What to produce
Could you repeat word for word only the lines from the one containing "Read all visible content and emit it as JSON." to the last line of the data below?

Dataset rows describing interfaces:
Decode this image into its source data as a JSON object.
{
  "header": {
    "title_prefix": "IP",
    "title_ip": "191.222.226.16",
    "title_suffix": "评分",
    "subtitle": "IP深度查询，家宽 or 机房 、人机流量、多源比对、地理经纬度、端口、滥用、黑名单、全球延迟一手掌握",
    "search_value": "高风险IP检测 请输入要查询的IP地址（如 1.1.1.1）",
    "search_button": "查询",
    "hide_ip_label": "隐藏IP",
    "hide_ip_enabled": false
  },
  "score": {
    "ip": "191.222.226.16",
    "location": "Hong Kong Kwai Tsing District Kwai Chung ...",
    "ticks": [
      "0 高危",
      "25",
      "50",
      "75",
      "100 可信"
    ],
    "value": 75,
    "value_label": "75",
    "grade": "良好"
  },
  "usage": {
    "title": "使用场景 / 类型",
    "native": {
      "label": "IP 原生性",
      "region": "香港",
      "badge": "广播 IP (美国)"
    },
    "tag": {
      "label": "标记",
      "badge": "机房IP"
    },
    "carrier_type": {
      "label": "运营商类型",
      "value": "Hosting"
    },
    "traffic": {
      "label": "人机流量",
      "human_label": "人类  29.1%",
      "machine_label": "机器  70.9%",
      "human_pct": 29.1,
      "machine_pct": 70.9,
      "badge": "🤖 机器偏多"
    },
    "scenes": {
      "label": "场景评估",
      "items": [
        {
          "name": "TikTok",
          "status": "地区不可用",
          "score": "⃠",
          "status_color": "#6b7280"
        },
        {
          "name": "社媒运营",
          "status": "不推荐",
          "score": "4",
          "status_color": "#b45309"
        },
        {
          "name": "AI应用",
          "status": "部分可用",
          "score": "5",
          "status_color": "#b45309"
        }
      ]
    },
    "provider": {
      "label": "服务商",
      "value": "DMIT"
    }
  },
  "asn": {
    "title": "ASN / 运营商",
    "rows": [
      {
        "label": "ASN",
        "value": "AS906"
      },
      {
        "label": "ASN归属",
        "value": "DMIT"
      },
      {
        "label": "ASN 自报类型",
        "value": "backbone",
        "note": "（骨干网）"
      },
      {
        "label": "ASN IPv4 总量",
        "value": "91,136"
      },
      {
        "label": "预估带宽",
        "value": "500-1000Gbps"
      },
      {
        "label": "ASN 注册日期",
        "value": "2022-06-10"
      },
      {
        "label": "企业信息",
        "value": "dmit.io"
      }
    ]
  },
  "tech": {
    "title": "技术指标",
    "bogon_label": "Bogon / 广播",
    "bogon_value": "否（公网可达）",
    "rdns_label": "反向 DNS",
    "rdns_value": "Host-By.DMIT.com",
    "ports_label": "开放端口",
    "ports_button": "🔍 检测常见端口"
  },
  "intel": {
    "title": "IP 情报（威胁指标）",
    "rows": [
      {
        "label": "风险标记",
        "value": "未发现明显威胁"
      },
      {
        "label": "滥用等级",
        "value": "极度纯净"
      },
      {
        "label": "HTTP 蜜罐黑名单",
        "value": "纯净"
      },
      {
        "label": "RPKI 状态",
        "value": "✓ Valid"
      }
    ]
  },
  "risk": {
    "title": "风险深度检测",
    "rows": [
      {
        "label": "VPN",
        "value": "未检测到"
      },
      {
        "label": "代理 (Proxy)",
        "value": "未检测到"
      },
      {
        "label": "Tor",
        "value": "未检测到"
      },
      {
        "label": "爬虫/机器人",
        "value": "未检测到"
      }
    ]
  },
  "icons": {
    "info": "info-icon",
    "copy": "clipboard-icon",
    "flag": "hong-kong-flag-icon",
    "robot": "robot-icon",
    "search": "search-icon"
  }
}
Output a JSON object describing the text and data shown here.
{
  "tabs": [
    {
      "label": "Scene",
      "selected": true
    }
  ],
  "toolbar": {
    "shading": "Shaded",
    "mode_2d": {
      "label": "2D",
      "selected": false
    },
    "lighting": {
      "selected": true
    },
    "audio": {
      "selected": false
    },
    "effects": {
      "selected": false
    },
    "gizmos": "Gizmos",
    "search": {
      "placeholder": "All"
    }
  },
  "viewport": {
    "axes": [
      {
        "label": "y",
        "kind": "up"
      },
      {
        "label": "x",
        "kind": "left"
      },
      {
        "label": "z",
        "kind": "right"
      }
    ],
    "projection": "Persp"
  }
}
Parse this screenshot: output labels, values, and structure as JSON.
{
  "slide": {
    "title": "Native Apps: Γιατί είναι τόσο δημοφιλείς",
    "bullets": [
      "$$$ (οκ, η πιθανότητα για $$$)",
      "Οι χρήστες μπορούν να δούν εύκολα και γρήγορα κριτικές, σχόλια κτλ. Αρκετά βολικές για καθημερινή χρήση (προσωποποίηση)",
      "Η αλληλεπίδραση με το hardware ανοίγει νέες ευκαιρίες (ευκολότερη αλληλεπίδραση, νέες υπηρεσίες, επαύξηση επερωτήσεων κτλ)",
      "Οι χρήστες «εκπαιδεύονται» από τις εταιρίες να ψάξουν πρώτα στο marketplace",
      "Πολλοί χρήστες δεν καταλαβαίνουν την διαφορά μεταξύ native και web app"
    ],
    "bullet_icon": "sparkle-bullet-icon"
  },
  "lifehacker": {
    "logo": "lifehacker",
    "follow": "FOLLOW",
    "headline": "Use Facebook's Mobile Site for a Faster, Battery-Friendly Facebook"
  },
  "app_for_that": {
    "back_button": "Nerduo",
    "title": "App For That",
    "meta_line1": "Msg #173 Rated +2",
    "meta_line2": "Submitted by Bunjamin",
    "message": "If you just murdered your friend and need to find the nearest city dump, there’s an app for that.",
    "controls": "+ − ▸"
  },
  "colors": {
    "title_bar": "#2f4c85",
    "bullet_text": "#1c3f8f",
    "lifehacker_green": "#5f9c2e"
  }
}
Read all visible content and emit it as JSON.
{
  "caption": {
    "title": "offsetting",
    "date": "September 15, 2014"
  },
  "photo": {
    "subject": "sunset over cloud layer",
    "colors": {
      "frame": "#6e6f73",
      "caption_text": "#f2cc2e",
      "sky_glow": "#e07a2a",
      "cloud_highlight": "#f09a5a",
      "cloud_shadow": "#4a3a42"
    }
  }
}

Task answer
Read all visible content and emit it as JSON.
{
  "caption": {
    "title": "offsetting",
    "date": "September 15, 2014"
  },
  "photo": {
    "subject": "sunset over cloud layer",
    "colors": {
      "frame": "#6e6f73",
      "caption_text": "#f2cc2e",
      "sky_glow": "#e07a2a",
      "cloud_highlight": "#f09a5a",
      "cloud_shadow": "#4a3a42"
    }
  }
}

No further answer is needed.